- In France, up to 50,000 people suffer cardiac arrest every year, of which around 5% survive.
- Cardio-neurovascular diseases and their complications are the leading cause of death in women and the elderly.
In France, cardiovascular diseases and their complications are the second leading cause of death after cancer, with more than 140,000 deaths a year, according to the Ministry of Solidarity and Health. They are also a major cause of disease and early death.
Therefore, to avoid this type of problem, there are several recommendations: regular physical activity, a stable and normal body mass index (BMI), a balanced diet, quitting smoking, limiting alcohol consumption… All these advices are generally followed by adults , but according to a study published in the journal New England Journal of Medicine (NEJM) Prevention should start in childhood.
5 risk factors for children
Scientists have identified five risk factors in children that can lead to fatal and non-fatal cardiovascular problems in adulthood: body mass index, blood pressure, cholesterol, high triglyceride (lipid) levels and smoking in young people. The first four would be the most important because they can lead to heart problems after the age of 40.
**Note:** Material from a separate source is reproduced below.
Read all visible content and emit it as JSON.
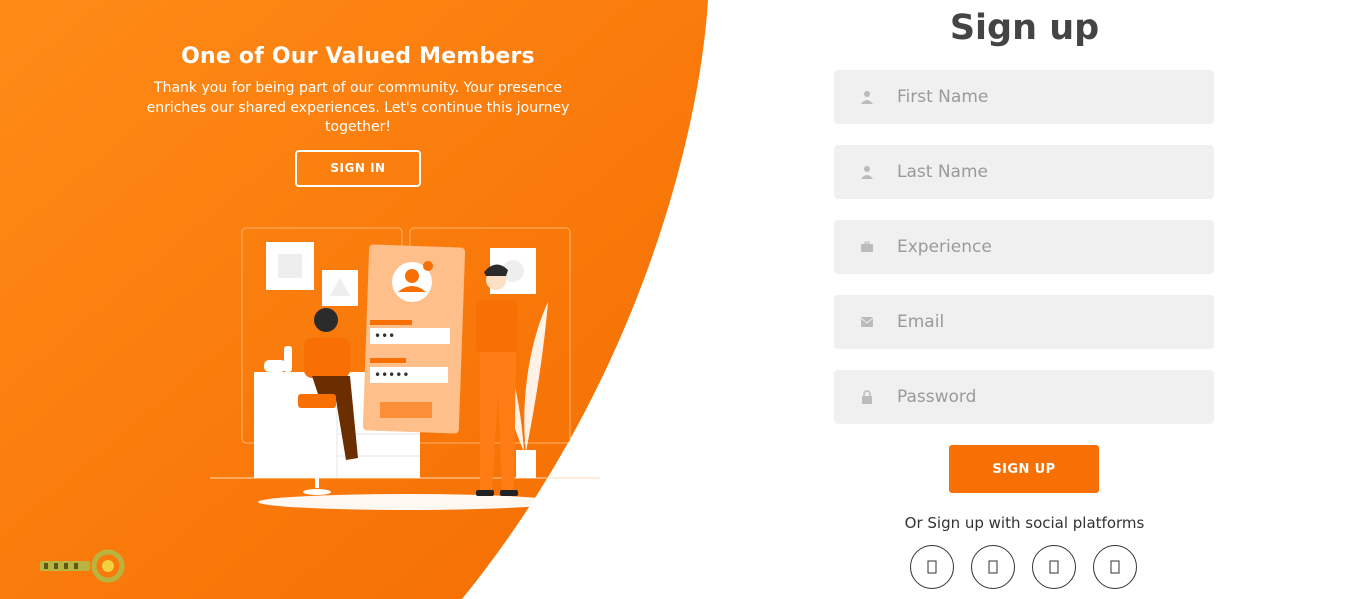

To achieve these results, the researchers followed more than 38,000 people from childhood (between the ages of 3 and 19) through old age, when cardiovascular disease becomes common. Some participants have been persecuted for 50 years. The researchers observed that the cardiovascular problems these adults had could be predicted in more than half of the children.
Up to 9 times the risk
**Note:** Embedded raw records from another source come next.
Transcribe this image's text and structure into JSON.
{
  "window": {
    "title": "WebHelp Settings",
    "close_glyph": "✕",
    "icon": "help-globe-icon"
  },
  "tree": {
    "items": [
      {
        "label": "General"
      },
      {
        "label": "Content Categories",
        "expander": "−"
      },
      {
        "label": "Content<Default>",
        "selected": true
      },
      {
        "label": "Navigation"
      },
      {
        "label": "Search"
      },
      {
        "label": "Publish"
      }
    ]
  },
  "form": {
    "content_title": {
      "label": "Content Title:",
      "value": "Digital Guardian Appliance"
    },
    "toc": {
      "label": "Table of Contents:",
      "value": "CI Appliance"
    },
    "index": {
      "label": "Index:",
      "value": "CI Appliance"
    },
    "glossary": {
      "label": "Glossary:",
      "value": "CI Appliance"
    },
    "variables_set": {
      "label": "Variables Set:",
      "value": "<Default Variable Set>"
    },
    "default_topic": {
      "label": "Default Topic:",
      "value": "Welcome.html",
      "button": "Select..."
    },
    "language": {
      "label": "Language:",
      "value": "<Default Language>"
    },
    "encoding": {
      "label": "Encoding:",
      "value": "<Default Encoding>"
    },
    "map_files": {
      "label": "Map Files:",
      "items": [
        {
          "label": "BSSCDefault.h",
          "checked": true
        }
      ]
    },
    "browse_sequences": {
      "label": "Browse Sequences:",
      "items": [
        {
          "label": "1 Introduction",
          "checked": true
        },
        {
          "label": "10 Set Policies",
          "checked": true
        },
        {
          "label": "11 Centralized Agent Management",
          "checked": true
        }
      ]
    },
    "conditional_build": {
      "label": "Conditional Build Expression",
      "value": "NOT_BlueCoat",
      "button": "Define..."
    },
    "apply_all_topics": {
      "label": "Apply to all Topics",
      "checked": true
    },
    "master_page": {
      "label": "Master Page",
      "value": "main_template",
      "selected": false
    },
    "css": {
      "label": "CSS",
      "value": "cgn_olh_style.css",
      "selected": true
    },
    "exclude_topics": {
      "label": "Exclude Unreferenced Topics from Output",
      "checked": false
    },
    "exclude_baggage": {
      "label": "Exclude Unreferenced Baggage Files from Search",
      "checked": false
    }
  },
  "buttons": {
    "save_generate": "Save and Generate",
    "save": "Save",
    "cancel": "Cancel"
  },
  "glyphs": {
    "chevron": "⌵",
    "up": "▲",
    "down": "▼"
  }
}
On the other hand, some of the children had nine times the risk of cardiovascular problems compared to children with below-average risk factors. “It has been known for some time that children can start showing signs of fatty deposits in the arteries as early as 5 years of age.”explain the authors.
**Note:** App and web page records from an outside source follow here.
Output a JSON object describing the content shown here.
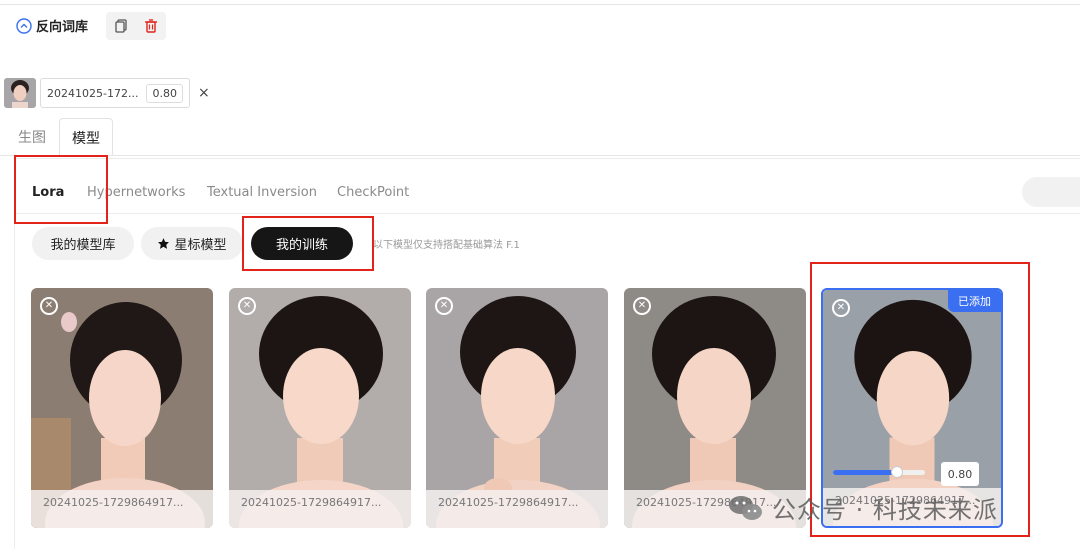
{
  "toolbar": {
    "negative_label": "反向词库"
  },
  "applied_lora": {
    "name": "20241025-172...",
    "weight": "0.80",
    "close": "×"
  },
  "main_tabs": [
    {
      "label": "生图"
    },
    {
      "label": "模型"
    }
  ],
  "sub_tabs": [
    {
      "label": "Lora"
    },
    {
      "label": "Hypernetworks"
    },
    {
      "label": "Textual Inversion"
    },
    {
      "label": "CheckPoint"
    }
  ],
  "filters": [
    {
      "label": "我的模型库"
    },
    {
      "label": "星标模型"
    },
    {
      "label": "我的训练"
    }
  ],
  "hint": "以下模型仅支持搭配基础算法 F.1",
  "cards": [
    {
      "caption": "20241025-1729864917..."
    },
    {
      "caption": "20241025-1729864917..."
    },
    {
      "caption": "20241025-1729864917..."
    },
    {
      "caption": "20241025-1729864917..."
    },
    {
      "caption": "20241025-1729864917...",
      "badge": "已添加",
      "weight": "0.80",
      "level": 0.7
    }
  ],
  "watermark": "公众号 · 科技未来派",
  "colors": {
    "accent": "#3a6ff2",
    "highlight_box": "#e2231a",
    "active_filter": "#161616"
  }
}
“While interventions in adulthood such as improved diet, smoking cessation, physical activity, and taking appropriate medications are helpful in reducing risk factors, there is arguably much more to do in childhood and adolescence to reduce the lifetime risk of cardiovascular disease to reduce.”concludes Terence Dwyer, one of the authors.